Do nuts grow in the wild?

Answered by Robert Flynn

Nuts do grow in the wild. They are native to tropical South America, where they are gathered from forest trees that grow naturally in the wild. Unlike cultivated nuts that are grown on farms, wild nuts are found in their natural habitat, typically in forested areas.

Nuts, such as walnuts, cashews, almonds, and chestnuts, are actually the hard-shelled seeds of various tree species. These seeds are typically borne in hard, woody capsules that protect them until they are ready to be dispersed. This natural protection helps the seeds survive and ensures their propagation in the wild.

In terms of production, nuts like walnuts, cashews, almonds, and chestnuts are all grown commercially on farms. However, the wild nuts that are gathered from forest trees in their natural habitat also contribute to overall nut production. The specific production figures may vary depending on the nut variety and geographical location, but generally, walnuts are one of the highest produced nuts, followed by cashews, almonds, and chestnuts.
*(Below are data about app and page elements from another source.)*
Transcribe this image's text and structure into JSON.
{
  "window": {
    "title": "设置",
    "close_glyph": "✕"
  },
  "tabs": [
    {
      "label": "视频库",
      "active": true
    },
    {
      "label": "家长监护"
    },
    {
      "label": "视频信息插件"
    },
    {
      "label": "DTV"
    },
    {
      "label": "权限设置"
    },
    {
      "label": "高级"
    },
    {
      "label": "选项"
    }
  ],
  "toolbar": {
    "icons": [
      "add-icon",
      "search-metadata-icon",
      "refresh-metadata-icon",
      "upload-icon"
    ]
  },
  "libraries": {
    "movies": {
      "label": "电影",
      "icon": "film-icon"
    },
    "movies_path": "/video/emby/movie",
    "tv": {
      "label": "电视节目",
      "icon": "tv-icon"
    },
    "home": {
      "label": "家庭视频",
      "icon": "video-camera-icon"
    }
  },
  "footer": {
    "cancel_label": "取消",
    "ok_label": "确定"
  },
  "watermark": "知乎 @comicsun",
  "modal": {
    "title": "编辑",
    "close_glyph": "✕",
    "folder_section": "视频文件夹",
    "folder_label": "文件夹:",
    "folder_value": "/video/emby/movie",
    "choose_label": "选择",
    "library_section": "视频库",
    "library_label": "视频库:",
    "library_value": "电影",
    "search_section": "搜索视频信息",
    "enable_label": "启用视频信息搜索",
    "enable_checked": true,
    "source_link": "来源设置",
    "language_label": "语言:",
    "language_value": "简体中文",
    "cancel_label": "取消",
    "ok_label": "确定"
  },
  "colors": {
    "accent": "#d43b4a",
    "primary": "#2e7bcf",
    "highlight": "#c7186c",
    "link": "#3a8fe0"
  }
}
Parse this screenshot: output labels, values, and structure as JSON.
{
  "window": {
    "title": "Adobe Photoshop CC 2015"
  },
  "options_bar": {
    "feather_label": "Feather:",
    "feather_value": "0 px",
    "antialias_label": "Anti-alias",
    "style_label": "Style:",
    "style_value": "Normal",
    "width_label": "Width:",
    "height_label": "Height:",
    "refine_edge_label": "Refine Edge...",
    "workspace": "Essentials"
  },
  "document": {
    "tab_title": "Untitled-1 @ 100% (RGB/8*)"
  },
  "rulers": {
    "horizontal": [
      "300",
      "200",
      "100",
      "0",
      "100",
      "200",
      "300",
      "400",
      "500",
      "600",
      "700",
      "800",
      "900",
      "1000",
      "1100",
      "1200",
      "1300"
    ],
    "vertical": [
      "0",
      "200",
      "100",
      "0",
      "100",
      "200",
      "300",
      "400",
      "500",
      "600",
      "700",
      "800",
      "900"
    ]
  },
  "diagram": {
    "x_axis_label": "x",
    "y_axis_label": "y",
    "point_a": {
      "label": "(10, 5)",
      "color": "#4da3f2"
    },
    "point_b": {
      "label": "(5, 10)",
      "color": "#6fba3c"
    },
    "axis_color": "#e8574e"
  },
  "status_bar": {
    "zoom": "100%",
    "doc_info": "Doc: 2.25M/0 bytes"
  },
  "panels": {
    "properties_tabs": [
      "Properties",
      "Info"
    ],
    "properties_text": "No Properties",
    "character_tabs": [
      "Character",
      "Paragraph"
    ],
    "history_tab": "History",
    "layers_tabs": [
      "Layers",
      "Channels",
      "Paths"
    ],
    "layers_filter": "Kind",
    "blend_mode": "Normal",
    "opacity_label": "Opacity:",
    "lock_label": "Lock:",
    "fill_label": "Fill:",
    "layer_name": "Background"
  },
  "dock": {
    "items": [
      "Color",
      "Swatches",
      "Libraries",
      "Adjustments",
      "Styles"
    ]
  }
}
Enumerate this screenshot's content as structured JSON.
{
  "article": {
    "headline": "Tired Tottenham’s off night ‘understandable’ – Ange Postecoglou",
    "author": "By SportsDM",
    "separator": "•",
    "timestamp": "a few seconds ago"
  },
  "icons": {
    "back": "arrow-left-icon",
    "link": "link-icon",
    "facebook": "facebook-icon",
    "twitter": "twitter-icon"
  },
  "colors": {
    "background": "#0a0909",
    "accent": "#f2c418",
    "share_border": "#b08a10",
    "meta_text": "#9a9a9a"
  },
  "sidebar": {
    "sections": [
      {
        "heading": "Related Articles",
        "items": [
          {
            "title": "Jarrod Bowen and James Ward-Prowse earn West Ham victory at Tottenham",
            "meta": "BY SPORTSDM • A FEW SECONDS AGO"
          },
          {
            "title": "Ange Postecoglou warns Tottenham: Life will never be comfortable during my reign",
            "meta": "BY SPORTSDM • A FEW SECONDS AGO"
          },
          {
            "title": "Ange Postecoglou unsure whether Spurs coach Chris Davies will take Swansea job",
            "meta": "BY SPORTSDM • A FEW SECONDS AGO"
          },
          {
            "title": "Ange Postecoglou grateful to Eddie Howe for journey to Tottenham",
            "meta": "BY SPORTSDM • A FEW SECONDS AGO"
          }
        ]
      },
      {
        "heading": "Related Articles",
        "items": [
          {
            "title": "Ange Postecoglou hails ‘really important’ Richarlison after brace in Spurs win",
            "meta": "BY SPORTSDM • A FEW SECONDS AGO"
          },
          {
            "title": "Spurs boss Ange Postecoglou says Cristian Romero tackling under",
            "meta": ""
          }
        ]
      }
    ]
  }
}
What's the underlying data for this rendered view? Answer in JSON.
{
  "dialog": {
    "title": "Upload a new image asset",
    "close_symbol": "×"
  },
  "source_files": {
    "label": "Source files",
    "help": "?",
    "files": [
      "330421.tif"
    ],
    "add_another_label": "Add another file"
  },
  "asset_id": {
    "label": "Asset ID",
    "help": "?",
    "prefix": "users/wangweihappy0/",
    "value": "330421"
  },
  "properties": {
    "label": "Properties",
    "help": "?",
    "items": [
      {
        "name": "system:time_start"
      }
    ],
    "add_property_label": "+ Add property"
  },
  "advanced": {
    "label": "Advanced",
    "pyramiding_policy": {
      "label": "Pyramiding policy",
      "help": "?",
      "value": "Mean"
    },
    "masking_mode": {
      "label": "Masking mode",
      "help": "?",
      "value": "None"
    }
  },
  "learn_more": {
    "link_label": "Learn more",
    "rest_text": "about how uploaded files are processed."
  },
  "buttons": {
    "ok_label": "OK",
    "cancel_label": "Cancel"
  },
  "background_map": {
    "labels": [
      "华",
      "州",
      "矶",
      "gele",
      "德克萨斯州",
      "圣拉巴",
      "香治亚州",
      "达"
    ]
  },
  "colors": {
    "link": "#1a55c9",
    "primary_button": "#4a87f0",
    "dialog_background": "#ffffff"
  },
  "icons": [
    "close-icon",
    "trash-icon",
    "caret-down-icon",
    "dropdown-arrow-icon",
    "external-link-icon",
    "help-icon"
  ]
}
When it comes to gathering wild nuts, it is often a labor-intensive process. Harvesters venture into the forests to search for mature nuts that have fallen from the trees or are ready to be collected. This can involve navigating through dense vegetation and sometimes even climbing trees to reach the nuts. The process requires knowledge and skill to identify the right trees and determine the optimal time for harvesting.

Gathering nuts from the wild not only provides a source of food but also contributes to the local economy, especially in regions where wild nut production is a significant industry. In some areas, the collection and sale of wild nuts have been a traditional practice for generations, with local communities relying on this activity for their livelihood.

Personal experiences with gathering wild nuts can vary depending on the geographical location and cultural context. For example, in some parts of South America, I have witnessed indigenous communities engaging in the collection of wild Brazil nuts from the rainforest. They would venture deep into the forest, using their extensive knowledge of the trees and their surroundings to locate and harvest the nuts. The process was physically demanding but also rewarding as it allowed them to connect with their natural environment and sustain their way of life.

Nuts do grow in the wild, primarily in tropical South America. They are gathered from forest trees that naturally produce hard-shelled seeds in woody capsules. While commercial nut production occurs on farms, wild nuts also contribute to overall nut production. Gathering wild nuts can be a labor-intensive process and often plays a significant role in the local economy. Personal experiences with wild nut gathering can vary depending on the region, but it is a practice that has sustained communities and connected them with their natural environment for generations.